It is more than the facts that we know and believe. Historical knowledge of the events of the Scriptures, of what the prophets and apostles have said, is not what saves you. Those facts are not enough, until Jesus Himself by the Spirit of God opens them up to us, to reveal Himself on every page, in every word, and feed us with His Body and Blood, invisibly but immediately present. The facts are not enough, but they are necessary. Jesus doesn’t tell those two about Himself from nothing; He tells them from the Scriptures. How can we take them for granted? If we refuse to read, to study, to meditate, on these words, what is our faith, actually? If we don’t have the facts, how can they be interepreted to us? How can we not pursue the words of Jesus from His prophets and apostles eagerly and with joy? More of Jesus, more of His words, hearing His voice more clearly. Every day, every week. Jesus does not give us Himself apart from the words we know from the Scriptures; and we cannot know the Scriptures or understand them unless Jesus opens them to us.
So pray with the psalmist: “Uncover my eyes that I may behold wondrous things, amazing things, incredible things out of Your instruction,” O Lord (Psalm 119:18). Open my eyes, as you opened the eyes of those disciples, from Moses, the Prophets, the Psalms, to see Your wondrous works in Jesus. Open my eyes, open my eyes! And, as we eat and drink, give us eyes to see the unseen Jesus who feeds us, until we have completed our way in this world, all things are made new, and we see Him face to face, whom we have come to know in the Word and the Sacrament.

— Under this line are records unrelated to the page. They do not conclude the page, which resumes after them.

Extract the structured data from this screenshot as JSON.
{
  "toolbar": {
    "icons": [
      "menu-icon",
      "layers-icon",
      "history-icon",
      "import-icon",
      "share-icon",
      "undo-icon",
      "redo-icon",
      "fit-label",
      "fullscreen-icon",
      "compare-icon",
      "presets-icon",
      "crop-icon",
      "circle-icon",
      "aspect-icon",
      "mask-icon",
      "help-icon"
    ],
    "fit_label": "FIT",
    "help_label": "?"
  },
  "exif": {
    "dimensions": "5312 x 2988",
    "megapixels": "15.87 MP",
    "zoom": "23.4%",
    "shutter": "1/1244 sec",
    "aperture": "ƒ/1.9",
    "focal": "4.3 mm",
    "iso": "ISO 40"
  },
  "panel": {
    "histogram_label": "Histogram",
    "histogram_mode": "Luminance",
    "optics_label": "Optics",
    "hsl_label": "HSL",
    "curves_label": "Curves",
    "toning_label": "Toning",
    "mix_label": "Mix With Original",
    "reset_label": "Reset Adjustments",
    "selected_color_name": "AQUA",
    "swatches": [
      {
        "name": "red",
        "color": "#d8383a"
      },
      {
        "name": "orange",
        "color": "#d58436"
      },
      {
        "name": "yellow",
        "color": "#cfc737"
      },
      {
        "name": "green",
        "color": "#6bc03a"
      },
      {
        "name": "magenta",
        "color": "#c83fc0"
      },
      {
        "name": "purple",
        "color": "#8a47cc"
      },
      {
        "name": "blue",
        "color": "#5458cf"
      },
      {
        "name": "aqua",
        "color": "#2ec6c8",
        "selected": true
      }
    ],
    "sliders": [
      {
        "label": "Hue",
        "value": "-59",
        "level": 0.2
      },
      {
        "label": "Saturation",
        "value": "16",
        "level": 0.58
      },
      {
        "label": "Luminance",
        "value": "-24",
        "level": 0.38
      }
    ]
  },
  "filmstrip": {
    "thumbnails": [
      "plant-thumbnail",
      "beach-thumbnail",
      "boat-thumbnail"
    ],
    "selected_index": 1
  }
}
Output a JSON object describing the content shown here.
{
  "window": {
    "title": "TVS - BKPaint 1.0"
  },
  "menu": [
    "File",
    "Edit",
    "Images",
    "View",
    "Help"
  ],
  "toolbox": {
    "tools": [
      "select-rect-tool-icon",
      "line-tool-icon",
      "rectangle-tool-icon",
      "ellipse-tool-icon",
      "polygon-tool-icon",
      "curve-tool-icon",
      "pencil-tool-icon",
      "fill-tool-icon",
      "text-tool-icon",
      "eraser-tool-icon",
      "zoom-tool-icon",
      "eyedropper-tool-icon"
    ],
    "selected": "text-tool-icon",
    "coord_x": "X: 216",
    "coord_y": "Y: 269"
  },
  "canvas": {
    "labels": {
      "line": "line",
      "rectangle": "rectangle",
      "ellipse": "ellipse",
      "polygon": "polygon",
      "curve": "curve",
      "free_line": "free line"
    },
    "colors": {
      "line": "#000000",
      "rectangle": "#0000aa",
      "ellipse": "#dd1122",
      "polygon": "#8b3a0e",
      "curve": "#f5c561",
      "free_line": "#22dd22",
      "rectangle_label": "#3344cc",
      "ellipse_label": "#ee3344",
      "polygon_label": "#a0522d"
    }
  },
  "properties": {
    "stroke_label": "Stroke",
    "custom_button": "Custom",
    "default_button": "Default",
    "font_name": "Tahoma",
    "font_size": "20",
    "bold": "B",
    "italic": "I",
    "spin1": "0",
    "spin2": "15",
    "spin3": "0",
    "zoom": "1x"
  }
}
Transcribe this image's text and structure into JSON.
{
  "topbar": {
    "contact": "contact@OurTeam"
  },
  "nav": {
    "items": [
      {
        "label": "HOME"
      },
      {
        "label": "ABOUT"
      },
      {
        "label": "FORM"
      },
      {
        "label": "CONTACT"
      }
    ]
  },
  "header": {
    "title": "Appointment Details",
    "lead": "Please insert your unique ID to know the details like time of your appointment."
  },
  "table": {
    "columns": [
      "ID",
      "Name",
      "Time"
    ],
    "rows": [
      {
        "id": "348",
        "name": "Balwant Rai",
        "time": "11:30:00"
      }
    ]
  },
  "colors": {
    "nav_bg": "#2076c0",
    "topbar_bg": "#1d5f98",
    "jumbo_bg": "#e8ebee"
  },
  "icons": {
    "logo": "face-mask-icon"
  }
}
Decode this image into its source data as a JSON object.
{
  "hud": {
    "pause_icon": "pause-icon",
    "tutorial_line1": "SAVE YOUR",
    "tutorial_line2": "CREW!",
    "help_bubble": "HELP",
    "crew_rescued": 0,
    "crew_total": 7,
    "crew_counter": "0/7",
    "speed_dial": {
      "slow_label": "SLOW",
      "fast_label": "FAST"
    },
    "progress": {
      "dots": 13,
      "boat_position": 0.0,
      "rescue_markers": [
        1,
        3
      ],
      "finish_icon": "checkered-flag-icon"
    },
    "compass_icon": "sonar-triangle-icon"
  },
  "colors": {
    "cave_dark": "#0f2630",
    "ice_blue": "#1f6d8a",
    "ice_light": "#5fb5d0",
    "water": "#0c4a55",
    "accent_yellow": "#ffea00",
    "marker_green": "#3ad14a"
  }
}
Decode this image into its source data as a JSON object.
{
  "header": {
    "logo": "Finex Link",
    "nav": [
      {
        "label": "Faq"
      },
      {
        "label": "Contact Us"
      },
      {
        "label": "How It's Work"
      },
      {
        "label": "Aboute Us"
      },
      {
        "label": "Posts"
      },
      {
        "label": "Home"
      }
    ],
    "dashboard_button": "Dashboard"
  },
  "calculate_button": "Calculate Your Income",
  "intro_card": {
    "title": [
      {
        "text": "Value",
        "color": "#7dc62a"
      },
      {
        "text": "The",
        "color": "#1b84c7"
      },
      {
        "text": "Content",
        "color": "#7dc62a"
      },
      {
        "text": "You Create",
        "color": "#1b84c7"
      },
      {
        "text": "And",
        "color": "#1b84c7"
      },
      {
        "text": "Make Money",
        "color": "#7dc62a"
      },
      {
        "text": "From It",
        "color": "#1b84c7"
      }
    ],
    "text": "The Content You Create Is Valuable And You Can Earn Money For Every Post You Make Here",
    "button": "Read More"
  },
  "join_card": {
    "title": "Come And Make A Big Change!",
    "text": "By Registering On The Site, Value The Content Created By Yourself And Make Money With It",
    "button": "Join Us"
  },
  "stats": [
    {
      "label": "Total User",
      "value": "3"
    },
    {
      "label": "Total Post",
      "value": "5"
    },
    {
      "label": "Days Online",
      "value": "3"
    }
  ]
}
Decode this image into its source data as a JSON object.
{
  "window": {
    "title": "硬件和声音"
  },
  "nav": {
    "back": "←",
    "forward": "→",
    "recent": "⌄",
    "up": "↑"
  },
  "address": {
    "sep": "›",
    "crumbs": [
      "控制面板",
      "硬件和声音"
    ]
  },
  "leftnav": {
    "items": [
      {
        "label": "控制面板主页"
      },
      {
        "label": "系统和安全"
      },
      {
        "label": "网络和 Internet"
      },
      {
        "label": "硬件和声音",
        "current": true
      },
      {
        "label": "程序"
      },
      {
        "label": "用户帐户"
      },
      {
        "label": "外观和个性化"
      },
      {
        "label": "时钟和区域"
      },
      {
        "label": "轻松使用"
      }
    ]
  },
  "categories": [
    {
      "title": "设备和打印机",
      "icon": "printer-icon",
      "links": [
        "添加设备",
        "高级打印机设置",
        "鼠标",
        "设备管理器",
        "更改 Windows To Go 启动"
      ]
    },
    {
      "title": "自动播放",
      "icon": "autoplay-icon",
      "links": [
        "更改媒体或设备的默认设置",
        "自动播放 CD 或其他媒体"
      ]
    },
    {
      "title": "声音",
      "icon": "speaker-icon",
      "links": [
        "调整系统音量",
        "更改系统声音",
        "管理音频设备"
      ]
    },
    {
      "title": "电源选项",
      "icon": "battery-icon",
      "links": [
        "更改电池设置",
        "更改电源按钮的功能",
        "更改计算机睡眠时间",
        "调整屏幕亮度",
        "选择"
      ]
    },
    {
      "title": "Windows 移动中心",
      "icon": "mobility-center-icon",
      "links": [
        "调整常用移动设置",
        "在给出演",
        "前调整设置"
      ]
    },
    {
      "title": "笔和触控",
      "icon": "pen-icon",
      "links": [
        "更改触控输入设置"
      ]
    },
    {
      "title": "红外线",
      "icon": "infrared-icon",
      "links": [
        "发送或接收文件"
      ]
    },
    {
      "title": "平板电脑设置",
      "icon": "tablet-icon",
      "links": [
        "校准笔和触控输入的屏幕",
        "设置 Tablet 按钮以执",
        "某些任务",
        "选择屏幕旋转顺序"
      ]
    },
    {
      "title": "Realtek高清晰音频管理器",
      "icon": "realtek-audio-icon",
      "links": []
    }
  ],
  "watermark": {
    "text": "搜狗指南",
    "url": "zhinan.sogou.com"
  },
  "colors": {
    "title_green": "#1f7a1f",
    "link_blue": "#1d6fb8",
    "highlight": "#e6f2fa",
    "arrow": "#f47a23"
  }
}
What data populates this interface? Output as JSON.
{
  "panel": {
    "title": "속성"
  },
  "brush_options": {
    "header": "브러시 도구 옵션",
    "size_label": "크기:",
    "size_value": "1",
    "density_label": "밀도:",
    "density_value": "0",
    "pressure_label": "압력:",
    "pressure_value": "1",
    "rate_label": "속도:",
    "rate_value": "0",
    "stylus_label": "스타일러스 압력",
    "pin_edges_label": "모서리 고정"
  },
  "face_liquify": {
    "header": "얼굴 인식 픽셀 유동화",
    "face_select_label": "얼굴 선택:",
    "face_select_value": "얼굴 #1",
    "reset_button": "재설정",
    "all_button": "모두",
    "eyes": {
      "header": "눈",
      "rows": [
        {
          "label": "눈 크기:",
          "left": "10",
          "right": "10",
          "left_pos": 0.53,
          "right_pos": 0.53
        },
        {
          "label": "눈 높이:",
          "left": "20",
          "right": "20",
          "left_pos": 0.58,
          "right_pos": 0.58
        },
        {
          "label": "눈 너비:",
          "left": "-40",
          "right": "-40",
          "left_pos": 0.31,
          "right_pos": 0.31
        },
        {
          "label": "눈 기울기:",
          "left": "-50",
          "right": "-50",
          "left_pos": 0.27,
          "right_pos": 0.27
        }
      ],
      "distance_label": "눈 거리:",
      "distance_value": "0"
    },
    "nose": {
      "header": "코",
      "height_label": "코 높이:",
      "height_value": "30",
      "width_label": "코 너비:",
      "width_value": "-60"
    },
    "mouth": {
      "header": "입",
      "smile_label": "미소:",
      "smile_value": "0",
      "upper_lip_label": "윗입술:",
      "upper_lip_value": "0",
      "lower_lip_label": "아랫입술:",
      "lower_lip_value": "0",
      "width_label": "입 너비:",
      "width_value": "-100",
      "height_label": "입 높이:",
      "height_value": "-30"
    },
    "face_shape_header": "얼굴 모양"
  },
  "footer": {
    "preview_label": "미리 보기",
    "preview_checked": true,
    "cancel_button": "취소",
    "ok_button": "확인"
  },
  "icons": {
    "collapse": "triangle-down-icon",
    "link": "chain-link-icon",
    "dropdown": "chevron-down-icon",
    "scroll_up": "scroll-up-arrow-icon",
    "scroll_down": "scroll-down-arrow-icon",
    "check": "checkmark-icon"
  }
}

In the Name of the Father and of the Son and of the Holy Spirit. Amen. “And the peace of God, which surpasses all understanding, will guard your hearts and your minds in Christ Jesus” (Philippians 4:7, ESV). Amen.
— Pr. Timothy Winterstein, 4/22/23